Twilight Zone, feature film spinoff from Rod Serling's perennially popular 1960s TV series, plays much like a traditional vaudeville card, what with its tantalizing teaser opening followed by three sketches of increasing quality, all building up to a socko headline act.
Twilight Zone, feature film spinoff from Rod Serling’s perennially popular 1960s TV series, plays much like a traditional vaudeville card, what with its tantalizing teaser opening followed by three sketches of increasing quality, all building up to a socko headline act.
Pic consists of prolog by John Landis as well as vignettes, none running any longer than original TV episodes, by Landis, Steven Spielberg, Joe Dante and George Miller. Dante and Miller manage to shine the brightest in this context.
Landis gets things off to a wonderful start with a comic prolog starring Dan Aykroyd and Albert Brooks.
Landis’ principal episode, however, is a downbeat, one-dimensional fable about racial and religious intolerance. An embittered, middle-aged man who has just been passed over for a job promotion, Vic Morrow sports a torrent of racial epithets aimed at Jews, Blacks and Orientals while drinking with buddies at a bar. Upon exiting, he finds himself in Nazi-occupied Paris as a suspected Jew on the run from the Gestapo.
This is the only sequence in the film not derived from an actual TV episode, although it does bear a thematic resemblance to a 1961 installment titled A Quality of Mercy.
Spielberg’s entry is the most down-to-earth of all the stories. In a retirement home filled with oldsters living in the past, spry Scatman Crothers encourages various residents to think young and, in organizing a game of kick the can, actually transforms them into their childhood selves again.
Most bizarre contribution comes from Dante. Outsider Kathleen Quinlan enters the Twilight Zone courtesy of little Jeremy Licht, who lords it over a Looney-Tune household by virtue of his power to will anything into existence except happiness.

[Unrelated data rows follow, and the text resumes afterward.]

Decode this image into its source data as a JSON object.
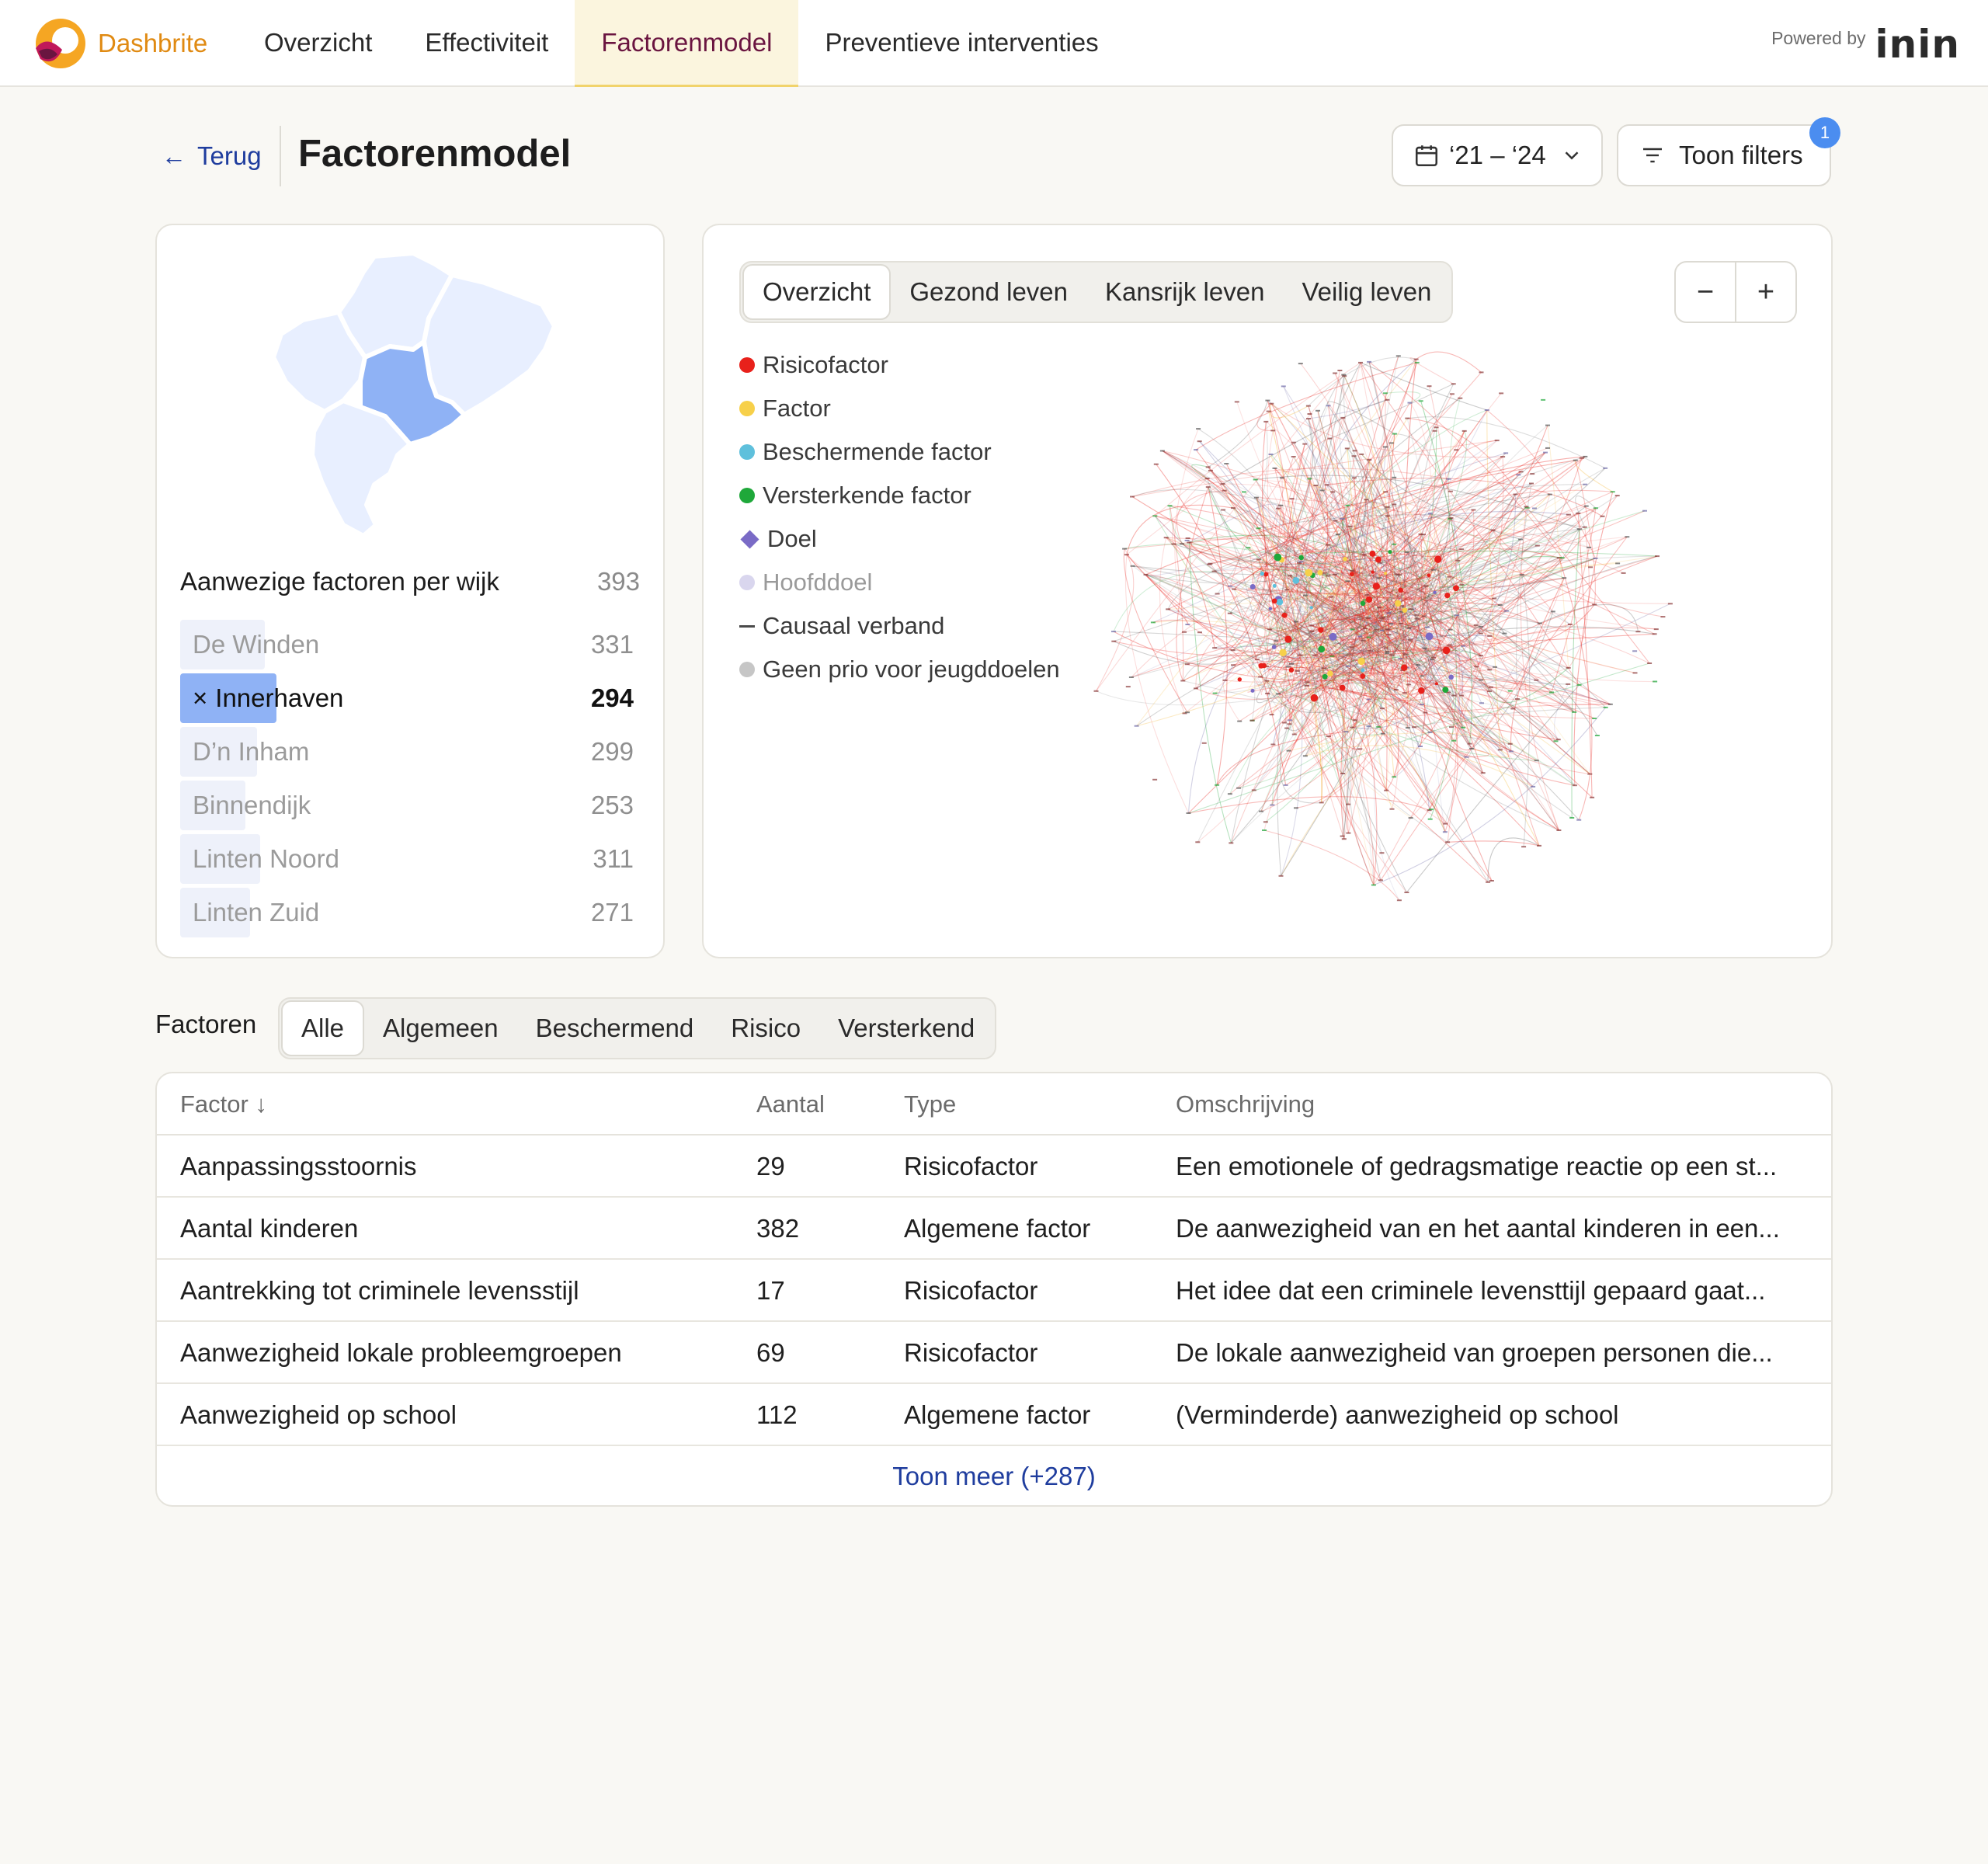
{
  "app": {
    "name": "Dashbrite",
    "powered_label": "Powered by",
    "powered_brand": "inin"
  },
  "nav": {
    "tabs": [
      {
        "label": "Overzicht"
      },
      {
        "label": "Effectiviteit"
      },
      {
        "label": "Factorenmodel",
        "active": true
      },
      {
        "label": "Preventieve interventies"
      }
    ]
  },
  "header": {
    "back_label": "Terug",
    "title": "Factorenmodel",
    "date_range": "‘21 – ‘24",
    "filters_label": "Toon filters",
    "filters_count": "1"
  },
  "map": {
    "title": "Aanwezige factoren per wijk",
    "total": "393",
    "selected_marker": "×",
    "rows": [
      {
        "name": "De Winden",
        "count": "331",
        "fraction": 0.842
      },
      {
        "name": "Innerhaven",
        "count": "294",
        "fraction": 0.748,
        "selected": true
      },
      {
        "name": "D’n Inham",
        "count": "299",
        "fraction": 0.761
      },
      {
        "name": "Binnendijk",
        "count": "253",
        "fraction": 0.644
      },
      {
        "name": "Linten Noord",
        "count": "311",
        "fraction": 0.791
      },
      {
        "name": "Linten Zuid",
        "count": "271",
        "fraction": 0.69
      }
    ]
  },
  "graph": {
    "tabs": [
      {
        "label": "Overzicht",
        "active": true
      },
      {
        "label": "Gezond leven"
      },
      {
        "label": "Kansrijk leven"
      },
      {
        "label": "Veilig leven"
      }
    ],
    "zoom_out": "−",
    "zoom_in": "+",
    "legend": [
      {
        "label": "Risicofactor",
        "shape": "dot",
        "color": "#e8211b"
      },
      {
        "label": "Factor",
        "shape": "dot",
        "color": "#f7d04a"
      },
      {
        "label": "Beschermende factor",
        "shape": "dot",
        "color": "#5fc0dc"
      },
      {
        "label": "Versterkende factor",
        "shape": "dot",
        "color": "#1fa83a"
      },
      {
        "label": "Doel",
        "shape": "diamond",
        "color": "#7a6bc6"
      },
      {
        "label": "Hoofddoel",
        "shape": "dot",
        "color": "#d9d6ee",
        "muted": true
      },
      {
        "label": "Causaal verband",
        "shape": "dash",
        "color": "#4a4a4a"
      },
      {
        "label": "Geen prio voor jeugddoelen",
        "shape": "dot",
        "color": "#c6c6c6"
      }
    ]
  },
  "factors": {
    "label": "Factoren",
    "tabs": [
      {
        "label": "Alle",
        "active": true
      },
      {
        "label": "Algemeen"
      },
      {
        "label": "Beschermend"
      },
      {
        "label": "Risico"
      },
      {
        "label": "Versterkend"
      }
    ],
    "columns": {
      "factor": "Factor ↓",
      "aantal": "Aantal",
      "type": "Type",
      "omschrijving": "Omschrijving"
    },
    "rows": [
      {
        "factor": "Aanpassingsstoornis",
        "aantal": "29",
        "type": "Risicofactor",
        "omschrijving": "Een emotionele of gedragsmatige reactie op een st..."
      },
      {
        "factor": "Aantal kinderen",
        "aantal": "382",
        "type": "Algemene factor",
        "omschrijving": "De aanwezigheid van en het aantal kinderen in een..."
      },
      {
        "factor": "Aantrekking tot criminele levensstijl",
        "aantal": "17",
        "type": "Risicofactor",
        "omschrijving": "Het idee dat een criminele levensttijl gepaard gaat..."
      },
      {
        "factor": "Aanwezigheid lokale probleemgroepen",
        "aantal": "69",
        "type": "Risicofactor",
        "omschrijving": "De lokale aanwezigheid van groepen personen die..."
      },
      {
        "factor": "Aanwezigheid op school",
        "aantal": "112",
        "type": "Algemene factor",
        "omschrijving": "(Verminderde) aanwezigheid op school"
      }
    ],
    "more_label": "Toon meer (+287)"
  }
}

But wisely, the best has been saved for last. Miller’s re-working of Nightmare at 20,000 Feet, about a man who sees a gremlin tearing up an engine wing of an airplane, is electrifying from beginning to end.